With the presidential election season drawing nigh, space advocates are firing up their computers and are starting to offer unsolicited advice to the presidential candidates about how to fix the space program. Stephen Smith, a frequent critic of NASA, was first out of the gate Friday with a long, rambling blog post on why space exploration should be entirely commercial, by which he means “commercial” funded largely by the American taxpayer. He begins his dissertation by, in essence, trashing the Apollo program, perhaps the greatest engineering and scientific achievement in human history.
Smith asserts, “President Kennedy perverted NASA into a propaganda organ.” Then he goes on to suggest that using the race to the moon as part of the larger Cold War struggle with the Soviet Union was a mistake. He also notes that most people alive today were born after the Apollo program and, therefore, have no emotional resonance to the heroic era of lunar exploration. The clear implication is that invoking Kennedy would be a serious error.
Smith is not alone in his disdain for the Apollo program. Space blogger Rand Simberg suggested, in a controversial piece in USA Today on the occasion of the 45th anniversary of the moon landing, that Apollo was probably a mistake and attempting to recreate it in the modern era would be a bigger one.
However, as Slate Magazine points out, “Apollo nostalgia” is alive and well, having been inculcated by the baby boom generation that witnessed the moon landings to Generation X and the Millennials. When most people think about Apollo, they have a wistful feeling of a time when people actually did things in space, as opposed to the current era when people are stuck going in circles in low Earth orbit and only machines get to go to those strange new worlds. Politicians ranging from Barack Obama to Ted Cruz regularly invoke the spirit of Apollo. They must know something that Stephen Smith doesn’t.

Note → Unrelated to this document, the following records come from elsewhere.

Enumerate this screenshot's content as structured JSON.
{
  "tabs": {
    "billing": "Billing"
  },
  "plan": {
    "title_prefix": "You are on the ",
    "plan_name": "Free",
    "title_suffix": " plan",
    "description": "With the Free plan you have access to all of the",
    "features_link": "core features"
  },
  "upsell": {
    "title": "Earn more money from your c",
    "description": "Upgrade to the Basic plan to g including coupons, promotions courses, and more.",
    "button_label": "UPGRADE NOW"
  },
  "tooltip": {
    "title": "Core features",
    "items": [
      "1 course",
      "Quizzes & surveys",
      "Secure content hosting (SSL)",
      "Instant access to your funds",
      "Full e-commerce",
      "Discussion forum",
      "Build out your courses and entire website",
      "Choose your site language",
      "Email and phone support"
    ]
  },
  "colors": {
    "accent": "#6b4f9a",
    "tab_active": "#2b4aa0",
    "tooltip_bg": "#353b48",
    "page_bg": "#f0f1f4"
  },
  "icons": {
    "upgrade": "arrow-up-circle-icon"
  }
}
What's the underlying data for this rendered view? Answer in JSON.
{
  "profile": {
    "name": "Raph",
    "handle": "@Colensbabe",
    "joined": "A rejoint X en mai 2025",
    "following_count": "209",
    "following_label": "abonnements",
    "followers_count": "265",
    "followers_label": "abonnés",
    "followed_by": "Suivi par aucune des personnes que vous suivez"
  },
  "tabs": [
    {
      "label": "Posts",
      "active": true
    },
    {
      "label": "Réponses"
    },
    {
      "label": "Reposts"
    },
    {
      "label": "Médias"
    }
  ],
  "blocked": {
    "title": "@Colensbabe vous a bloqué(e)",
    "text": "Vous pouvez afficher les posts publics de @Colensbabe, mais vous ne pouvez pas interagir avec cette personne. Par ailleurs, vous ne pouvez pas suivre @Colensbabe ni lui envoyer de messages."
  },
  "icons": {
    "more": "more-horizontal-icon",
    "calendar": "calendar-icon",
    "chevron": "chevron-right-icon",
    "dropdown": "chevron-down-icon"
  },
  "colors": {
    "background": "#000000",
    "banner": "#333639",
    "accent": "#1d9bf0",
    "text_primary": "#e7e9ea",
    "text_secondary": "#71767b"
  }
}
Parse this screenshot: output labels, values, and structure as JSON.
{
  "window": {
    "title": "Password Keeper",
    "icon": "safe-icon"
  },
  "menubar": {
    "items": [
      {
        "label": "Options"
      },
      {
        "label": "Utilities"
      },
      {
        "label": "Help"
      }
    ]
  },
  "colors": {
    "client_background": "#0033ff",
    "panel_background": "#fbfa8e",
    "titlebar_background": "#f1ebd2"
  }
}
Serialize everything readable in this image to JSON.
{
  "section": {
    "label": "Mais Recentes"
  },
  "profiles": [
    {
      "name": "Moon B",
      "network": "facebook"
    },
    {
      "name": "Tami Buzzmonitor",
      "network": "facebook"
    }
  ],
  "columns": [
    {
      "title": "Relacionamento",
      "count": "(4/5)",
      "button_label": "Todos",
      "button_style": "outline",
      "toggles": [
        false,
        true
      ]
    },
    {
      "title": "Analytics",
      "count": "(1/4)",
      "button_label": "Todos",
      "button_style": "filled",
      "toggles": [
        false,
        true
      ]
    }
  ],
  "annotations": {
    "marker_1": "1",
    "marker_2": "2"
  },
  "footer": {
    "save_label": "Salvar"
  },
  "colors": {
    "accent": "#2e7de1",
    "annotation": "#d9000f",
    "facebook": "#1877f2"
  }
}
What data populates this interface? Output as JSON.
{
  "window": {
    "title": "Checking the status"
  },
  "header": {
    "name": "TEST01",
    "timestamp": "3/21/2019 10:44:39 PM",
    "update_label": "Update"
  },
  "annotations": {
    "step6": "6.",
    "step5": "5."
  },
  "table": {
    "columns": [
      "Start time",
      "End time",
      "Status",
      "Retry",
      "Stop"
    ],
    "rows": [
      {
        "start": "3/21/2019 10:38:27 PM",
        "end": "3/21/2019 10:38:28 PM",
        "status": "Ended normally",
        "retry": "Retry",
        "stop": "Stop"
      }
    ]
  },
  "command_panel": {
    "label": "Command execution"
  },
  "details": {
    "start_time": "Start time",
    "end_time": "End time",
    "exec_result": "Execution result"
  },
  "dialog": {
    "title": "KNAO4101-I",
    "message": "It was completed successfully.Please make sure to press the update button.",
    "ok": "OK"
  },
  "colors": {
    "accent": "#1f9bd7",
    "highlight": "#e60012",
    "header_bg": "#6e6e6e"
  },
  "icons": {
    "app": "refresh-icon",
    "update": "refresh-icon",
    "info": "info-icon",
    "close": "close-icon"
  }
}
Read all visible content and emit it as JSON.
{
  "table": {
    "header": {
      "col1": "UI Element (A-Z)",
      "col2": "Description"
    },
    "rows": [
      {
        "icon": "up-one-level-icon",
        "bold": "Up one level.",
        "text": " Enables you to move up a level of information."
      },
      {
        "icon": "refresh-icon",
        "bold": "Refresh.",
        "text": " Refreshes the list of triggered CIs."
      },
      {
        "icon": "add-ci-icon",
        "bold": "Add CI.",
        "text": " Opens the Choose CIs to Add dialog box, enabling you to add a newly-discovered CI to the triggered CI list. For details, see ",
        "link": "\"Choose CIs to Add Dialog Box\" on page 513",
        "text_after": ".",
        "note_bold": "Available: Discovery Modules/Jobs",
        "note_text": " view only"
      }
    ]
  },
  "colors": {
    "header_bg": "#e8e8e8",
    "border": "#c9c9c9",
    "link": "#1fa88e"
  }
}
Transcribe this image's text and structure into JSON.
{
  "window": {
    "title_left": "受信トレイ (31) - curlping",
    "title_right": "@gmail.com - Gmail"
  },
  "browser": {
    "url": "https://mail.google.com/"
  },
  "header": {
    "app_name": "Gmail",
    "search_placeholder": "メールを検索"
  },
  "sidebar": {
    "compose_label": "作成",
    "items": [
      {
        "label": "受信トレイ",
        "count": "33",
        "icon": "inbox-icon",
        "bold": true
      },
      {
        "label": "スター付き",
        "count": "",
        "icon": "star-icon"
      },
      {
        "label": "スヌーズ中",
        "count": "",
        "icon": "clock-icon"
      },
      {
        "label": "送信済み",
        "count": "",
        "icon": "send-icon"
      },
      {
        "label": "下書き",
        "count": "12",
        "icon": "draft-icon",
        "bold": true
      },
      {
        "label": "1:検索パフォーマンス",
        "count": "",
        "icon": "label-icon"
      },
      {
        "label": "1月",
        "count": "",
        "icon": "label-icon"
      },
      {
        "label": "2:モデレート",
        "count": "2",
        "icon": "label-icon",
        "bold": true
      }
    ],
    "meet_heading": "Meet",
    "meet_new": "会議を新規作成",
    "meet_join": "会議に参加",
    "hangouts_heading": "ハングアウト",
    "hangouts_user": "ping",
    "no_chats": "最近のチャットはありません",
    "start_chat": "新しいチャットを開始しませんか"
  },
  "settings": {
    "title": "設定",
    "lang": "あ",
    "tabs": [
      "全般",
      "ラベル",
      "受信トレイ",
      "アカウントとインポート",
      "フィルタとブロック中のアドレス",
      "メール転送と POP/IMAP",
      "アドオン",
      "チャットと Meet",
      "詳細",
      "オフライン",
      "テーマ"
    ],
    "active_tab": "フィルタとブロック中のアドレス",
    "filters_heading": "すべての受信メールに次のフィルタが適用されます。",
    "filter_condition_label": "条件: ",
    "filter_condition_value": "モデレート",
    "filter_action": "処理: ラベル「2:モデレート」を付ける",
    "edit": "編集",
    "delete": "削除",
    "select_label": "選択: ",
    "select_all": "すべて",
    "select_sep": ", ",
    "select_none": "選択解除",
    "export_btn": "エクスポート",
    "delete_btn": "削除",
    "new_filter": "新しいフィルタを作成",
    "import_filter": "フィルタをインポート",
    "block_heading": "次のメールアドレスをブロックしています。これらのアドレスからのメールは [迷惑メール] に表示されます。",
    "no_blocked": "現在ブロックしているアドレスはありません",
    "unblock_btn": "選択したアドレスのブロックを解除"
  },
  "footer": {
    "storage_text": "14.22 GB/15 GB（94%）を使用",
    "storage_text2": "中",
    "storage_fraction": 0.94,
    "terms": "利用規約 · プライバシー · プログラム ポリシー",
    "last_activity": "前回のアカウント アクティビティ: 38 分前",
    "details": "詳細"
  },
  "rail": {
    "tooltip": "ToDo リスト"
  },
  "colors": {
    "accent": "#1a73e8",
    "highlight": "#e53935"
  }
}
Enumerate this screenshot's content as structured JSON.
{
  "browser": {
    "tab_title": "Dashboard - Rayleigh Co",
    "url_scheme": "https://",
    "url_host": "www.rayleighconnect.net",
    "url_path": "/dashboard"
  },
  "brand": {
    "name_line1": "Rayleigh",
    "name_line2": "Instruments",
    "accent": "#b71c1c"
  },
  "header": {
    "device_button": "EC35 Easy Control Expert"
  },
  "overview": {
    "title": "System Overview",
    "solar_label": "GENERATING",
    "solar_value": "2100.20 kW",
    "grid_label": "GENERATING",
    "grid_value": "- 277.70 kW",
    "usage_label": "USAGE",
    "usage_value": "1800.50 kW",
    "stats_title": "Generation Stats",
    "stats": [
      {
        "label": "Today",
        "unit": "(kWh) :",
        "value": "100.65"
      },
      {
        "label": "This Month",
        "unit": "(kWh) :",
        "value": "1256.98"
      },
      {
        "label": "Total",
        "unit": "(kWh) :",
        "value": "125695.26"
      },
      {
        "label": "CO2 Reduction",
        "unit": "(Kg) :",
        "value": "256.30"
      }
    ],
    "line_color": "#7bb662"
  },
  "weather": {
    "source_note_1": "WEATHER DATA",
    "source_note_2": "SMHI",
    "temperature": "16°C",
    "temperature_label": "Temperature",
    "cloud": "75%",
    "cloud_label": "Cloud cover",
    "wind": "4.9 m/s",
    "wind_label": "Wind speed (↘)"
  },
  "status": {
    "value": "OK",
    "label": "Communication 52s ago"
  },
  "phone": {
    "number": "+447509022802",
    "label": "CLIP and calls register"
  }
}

It is not as if we’ve not managed to do $100 billion space projects since Apollo, as the space shuttle and International Space Station can attest to. Despite President Obama’s abrupt and politically motivated cancelation of the Constellation program, a humans to Mars program is still on and enjoys wide bipartisan support.
Kennedy tied the space program to a larger purpose, fighting the Cold War with the Soviet Union. The Apollo moon landings succeeded brilliantly in that goal, having a resonance that has lasted to this day. That fact is something to consider with a new Cold War brewing with Vladimir Putin’s Russia and China.
Starting a space policy proposal by trashing the Apollo moon landings is likely to get one pegged a nut and to not have the proposal taken seriously. Any serious space effort, whether it includes a commercial element like the Commercial Crew Program and international partners, like the ISS, is likely to be high-profile, take at least years, and cost many billions of dollars. Such an effort will almost certainly have a national security/soft power rationale. In other words, it will look a lot like Apollo, albeit with 21st Century features with it.